  4. It's fairly shaming to see our drinker behaviour in the cold light of reason, isn't it? You wanted it, you did what you needed to do to get it, secretly, and then it wasn't even enjoyable. It seems like "fun" when we see it in our mind, and it turns out to be furtive and dirty and doesn't even bloddy taste good! Well done on pouring away the rest of that bottle. I think you can see this as an occasion to learn from; that one glass in the restaurant triggered a desire for more. There is an effect known as "kindling" in the brain of those who abused alcohol, which makes us more sensitive to the effects of any alcohol and more prone to relapse. Glad you get a lot out of the SMART meetings. Do x
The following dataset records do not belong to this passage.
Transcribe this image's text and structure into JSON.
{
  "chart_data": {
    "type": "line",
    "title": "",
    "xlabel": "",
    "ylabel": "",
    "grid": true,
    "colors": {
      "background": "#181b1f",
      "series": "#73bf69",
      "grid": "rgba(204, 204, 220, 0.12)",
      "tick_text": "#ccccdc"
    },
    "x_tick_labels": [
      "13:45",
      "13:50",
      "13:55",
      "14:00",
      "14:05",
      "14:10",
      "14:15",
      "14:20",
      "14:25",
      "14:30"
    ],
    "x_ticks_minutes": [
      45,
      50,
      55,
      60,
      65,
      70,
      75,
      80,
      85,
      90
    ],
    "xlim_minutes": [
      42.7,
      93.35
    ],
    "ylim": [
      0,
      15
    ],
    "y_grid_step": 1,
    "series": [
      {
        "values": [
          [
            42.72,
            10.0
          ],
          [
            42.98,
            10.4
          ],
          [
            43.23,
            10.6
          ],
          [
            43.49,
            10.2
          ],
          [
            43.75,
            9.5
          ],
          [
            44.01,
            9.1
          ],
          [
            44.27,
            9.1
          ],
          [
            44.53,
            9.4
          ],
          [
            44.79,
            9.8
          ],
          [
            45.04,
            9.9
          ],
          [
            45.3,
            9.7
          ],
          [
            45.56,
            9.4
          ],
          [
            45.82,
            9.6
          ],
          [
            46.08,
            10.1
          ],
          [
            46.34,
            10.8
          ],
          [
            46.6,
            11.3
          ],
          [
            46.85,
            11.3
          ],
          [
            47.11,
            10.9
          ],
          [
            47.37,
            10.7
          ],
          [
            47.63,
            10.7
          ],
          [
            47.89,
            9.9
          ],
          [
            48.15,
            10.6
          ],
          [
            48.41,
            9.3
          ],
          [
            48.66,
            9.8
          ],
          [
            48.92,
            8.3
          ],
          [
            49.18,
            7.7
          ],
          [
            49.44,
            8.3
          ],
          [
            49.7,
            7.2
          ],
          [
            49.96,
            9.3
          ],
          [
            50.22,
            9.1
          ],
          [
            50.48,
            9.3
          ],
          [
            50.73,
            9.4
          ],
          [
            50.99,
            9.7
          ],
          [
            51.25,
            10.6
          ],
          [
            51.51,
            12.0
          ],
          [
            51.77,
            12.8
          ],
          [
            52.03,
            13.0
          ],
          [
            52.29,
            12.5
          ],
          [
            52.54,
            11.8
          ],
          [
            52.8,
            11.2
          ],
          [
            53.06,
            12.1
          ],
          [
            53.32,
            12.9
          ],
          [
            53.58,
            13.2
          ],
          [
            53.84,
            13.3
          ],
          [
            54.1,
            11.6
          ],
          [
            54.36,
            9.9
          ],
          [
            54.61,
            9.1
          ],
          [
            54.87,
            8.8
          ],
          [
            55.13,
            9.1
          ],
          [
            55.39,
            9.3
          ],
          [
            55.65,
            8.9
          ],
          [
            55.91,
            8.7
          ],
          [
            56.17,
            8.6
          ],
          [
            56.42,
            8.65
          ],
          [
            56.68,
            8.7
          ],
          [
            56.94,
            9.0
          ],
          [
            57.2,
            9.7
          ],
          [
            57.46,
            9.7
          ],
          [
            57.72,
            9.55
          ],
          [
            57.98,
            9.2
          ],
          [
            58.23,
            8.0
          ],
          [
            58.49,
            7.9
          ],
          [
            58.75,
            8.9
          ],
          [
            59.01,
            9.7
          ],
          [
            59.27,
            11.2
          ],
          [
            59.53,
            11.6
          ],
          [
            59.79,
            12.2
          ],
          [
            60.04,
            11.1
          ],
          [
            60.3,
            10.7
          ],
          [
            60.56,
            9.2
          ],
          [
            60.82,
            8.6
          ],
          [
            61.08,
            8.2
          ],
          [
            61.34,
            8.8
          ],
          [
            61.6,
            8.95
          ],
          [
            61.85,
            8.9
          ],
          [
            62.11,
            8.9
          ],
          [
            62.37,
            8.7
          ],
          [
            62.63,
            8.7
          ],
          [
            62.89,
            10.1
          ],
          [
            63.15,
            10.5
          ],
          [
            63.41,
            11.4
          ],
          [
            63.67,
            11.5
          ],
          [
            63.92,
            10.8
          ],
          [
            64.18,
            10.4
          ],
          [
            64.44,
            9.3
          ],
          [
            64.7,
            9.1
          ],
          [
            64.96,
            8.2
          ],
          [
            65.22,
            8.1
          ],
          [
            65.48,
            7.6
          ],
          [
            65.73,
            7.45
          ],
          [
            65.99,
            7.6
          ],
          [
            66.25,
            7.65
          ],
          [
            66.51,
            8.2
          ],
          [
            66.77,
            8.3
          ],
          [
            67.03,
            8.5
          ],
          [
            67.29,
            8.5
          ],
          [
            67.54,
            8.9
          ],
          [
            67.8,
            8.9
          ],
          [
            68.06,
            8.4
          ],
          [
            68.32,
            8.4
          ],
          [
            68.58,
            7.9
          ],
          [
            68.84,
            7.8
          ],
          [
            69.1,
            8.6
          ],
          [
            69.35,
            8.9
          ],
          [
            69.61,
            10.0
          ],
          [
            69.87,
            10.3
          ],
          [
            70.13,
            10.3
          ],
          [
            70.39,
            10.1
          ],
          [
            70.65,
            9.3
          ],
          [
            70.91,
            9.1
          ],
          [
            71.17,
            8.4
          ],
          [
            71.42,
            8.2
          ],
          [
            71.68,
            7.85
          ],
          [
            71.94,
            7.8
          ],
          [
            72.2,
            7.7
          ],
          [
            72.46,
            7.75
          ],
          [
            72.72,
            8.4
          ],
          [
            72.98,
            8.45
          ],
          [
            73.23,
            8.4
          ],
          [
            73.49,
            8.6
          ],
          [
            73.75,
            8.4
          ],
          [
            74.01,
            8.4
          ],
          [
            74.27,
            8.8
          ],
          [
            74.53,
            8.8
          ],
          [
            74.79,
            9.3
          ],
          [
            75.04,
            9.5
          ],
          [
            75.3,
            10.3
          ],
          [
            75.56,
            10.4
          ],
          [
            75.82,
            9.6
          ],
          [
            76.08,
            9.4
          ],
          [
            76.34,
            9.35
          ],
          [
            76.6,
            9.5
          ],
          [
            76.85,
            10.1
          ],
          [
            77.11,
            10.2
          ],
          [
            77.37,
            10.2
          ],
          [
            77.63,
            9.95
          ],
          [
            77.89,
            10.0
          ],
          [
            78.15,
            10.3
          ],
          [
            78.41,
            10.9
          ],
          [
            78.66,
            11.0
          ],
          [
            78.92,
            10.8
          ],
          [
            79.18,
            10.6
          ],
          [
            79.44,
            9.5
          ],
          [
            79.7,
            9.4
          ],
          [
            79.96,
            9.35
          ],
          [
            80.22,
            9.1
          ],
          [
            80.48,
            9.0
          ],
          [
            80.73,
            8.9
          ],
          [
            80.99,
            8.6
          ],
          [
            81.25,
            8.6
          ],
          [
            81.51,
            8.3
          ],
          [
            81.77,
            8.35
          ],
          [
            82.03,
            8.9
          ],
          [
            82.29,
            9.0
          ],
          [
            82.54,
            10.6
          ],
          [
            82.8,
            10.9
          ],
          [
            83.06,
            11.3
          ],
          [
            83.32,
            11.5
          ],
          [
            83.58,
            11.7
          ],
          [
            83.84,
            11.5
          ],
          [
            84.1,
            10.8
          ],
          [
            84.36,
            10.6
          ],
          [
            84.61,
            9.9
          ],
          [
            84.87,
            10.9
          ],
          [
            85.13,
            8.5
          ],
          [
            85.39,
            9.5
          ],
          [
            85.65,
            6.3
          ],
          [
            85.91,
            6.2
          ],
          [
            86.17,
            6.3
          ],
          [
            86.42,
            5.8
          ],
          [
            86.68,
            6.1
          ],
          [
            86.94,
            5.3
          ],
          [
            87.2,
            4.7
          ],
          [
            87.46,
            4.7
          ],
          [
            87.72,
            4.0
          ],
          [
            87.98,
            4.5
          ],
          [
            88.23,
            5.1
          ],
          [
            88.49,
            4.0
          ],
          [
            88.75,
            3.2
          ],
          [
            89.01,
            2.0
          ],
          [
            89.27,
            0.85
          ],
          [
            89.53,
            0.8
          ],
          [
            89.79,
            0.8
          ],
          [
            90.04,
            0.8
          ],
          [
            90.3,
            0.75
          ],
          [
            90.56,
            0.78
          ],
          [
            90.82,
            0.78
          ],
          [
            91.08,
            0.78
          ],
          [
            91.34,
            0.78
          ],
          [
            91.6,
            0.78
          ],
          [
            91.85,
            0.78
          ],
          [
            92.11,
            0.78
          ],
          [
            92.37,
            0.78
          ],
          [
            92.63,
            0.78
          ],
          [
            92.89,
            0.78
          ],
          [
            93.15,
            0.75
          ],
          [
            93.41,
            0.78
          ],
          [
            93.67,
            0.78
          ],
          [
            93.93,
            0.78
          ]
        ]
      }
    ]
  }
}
  5. Hi Daisy,
    Slips happen:). You are brave to confess. I love your honesty. Thank you for sharing this, particularly your thoughts while you were plotting how the night would unfold. You see, this helps me remember how my mind works after one drink, and I will be forever grateful for your reminder. Carry on sweet lady, you are a jewel. KT

  6. Dear Daisy,
    When I started to shed my shame around drinking, I was able start to heal. Reading your story today, reminded me why I can't drink anymore. Wolfie is always waiting for me.
    I am giving you a giant hug!

  7. Brene is my hero. The gifts of imperfection is my bible.
    Step back from blame or shame and be the non drinker. The next few days might be hard. That voice is very strong.
    But you know what works for you now. And it's not the wine.

    Big hug from me too.

  8. Bravo Daisy :) And on we go xx

  9. OMG Daisy, this could so be any of us. thank you thank you thank you for sharing and being honest. it is a stark scary reminder and i would behave just as you did but worse i am sure. there is NO SHAME, you be nice to yourself and start again with that knowledge that actually the romantic idea about wine is just a fantasy!!!!
    i was riveted by your story and am reaching out to you with the hugest of hugs. Lisa

  10. Daisy, you are brilliant; smart, honest and brave. Paths are seldom linear and your looped sidetrack has brought you further on than you were before because you gained profound insight from that detour. As Lucy said, bravo. Onwards. Hugs from Bea xxx

  11. Good to read you Daisy and hear the honesty. No shame or hiding, just getting back to where you need to be for a sober life. And go gently with yourself this week.

  12. absolutely no shame. it was your birthday, you've been through so much, it was a natural thing to happen. you went thru the motions and now you have decided you don't want to go back there. In a way this had to happen. you are amazing and doing great. well done and hope weekend goes okxx

  13. It's just a blip. Confirmation that you are happier without alcohol in your life. Don't best yourself up Daisy. Half a bottle of wine in more than six months is insignificant compared to what you've achieved xx

  14. Don't feel shame Daisy. You have been through so much. It is part of the journey. You will learn from this and be even stronger. Thinking of you . A x

  15. Gosh reading this felt like it was me. thats just what I do, i plot, am secretive and throw it back before I can engage my brain to stop. Horrifying but bang on. Thank you so much for sharing this!!. Im definitely going to read the shame spiral and brene brown. sending you love and happy vibes.

  16. More than having that bottle, it’s more likely that you felt ashamed because of the lie you have told. Though I think what matters is that you acknowledge your strengths and limits. More importantly, you are still keeping to the general routine of refusing alcohol, and that the process of rehabilitation for sobriety is maintained. Thanks for sharing your experience on the matter, and that link to Ruby’s story. Stay strong!

    Johnnie Smith @ Ranch Creek Recovery